▶ _DIRECTIONS FOR THIS TASK_: Hunt for the word "제출기관" across the entries below, copying each line that holds it.

▶ _INFORMATION GIVEN_:
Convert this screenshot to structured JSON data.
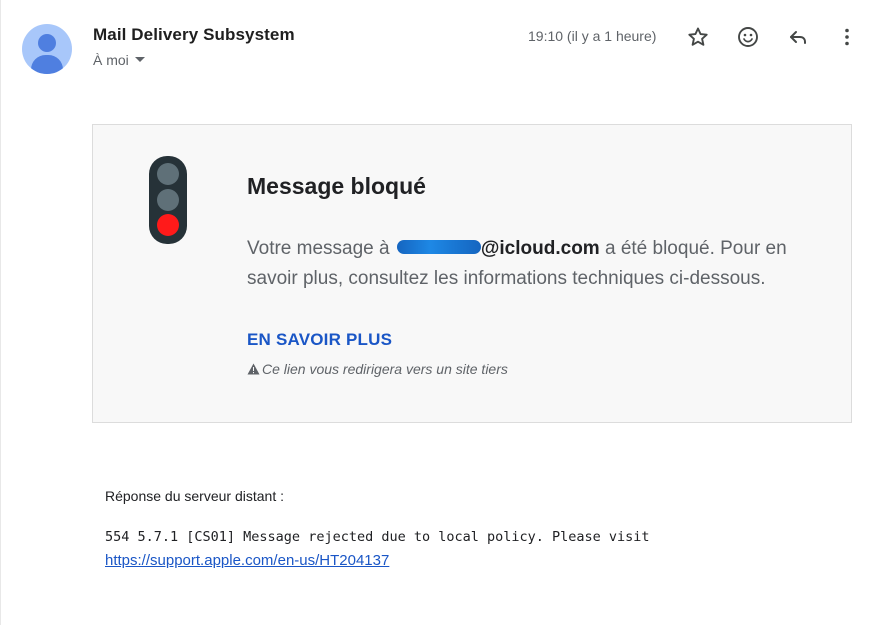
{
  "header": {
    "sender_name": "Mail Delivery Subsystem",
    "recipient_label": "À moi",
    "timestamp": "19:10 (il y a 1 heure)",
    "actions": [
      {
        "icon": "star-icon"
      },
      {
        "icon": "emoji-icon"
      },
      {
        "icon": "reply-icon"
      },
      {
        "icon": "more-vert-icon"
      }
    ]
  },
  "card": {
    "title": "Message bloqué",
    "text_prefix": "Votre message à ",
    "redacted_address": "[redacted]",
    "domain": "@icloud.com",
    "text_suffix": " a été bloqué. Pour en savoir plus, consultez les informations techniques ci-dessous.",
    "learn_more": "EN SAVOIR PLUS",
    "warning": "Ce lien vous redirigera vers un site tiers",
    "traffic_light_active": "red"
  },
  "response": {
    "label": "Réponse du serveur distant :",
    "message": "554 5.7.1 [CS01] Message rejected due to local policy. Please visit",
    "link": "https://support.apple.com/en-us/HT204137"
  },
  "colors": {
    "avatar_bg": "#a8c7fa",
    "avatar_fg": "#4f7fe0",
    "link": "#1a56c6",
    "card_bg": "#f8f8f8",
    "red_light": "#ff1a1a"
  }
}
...
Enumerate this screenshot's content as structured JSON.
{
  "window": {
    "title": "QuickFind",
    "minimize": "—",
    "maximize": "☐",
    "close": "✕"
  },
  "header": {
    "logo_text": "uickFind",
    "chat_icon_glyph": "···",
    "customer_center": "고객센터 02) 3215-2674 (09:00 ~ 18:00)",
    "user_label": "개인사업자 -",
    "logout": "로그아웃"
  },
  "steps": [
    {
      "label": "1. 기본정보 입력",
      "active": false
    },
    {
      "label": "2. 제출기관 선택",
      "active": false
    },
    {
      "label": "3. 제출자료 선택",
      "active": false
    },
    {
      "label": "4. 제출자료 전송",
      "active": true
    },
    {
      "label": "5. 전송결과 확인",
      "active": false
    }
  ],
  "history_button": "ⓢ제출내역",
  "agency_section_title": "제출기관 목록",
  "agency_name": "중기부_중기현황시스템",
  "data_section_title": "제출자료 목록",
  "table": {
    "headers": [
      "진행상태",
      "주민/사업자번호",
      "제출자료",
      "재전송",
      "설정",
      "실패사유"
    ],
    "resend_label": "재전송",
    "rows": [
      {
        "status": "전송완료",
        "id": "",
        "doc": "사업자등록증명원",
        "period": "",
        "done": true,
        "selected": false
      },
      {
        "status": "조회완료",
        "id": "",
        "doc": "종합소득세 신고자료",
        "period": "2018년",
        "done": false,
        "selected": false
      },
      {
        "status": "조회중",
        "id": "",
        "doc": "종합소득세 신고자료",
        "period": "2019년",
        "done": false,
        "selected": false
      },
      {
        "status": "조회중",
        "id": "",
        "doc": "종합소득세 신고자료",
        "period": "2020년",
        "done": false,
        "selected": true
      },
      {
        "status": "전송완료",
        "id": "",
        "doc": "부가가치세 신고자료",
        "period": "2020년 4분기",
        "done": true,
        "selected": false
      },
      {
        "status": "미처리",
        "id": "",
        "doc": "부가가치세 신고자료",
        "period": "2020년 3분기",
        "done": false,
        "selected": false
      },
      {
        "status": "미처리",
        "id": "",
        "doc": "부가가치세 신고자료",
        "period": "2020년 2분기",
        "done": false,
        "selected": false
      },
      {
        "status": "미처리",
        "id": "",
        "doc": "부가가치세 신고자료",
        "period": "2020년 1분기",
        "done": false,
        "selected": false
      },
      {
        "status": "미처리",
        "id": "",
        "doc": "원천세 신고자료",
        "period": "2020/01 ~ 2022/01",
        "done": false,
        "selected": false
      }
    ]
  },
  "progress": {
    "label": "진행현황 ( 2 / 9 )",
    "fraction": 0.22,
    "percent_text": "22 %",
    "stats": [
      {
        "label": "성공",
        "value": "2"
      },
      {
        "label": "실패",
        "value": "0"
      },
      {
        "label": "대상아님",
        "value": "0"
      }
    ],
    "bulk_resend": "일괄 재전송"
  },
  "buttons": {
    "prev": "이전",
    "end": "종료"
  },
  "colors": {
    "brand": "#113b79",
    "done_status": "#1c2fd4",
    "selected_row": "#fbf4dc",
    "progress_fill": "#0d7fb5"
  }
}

▶ _EXERCISE RESULT_:
      "label": "2. 제출기관 선택",
  "agency_section_title": "제출기관 목록",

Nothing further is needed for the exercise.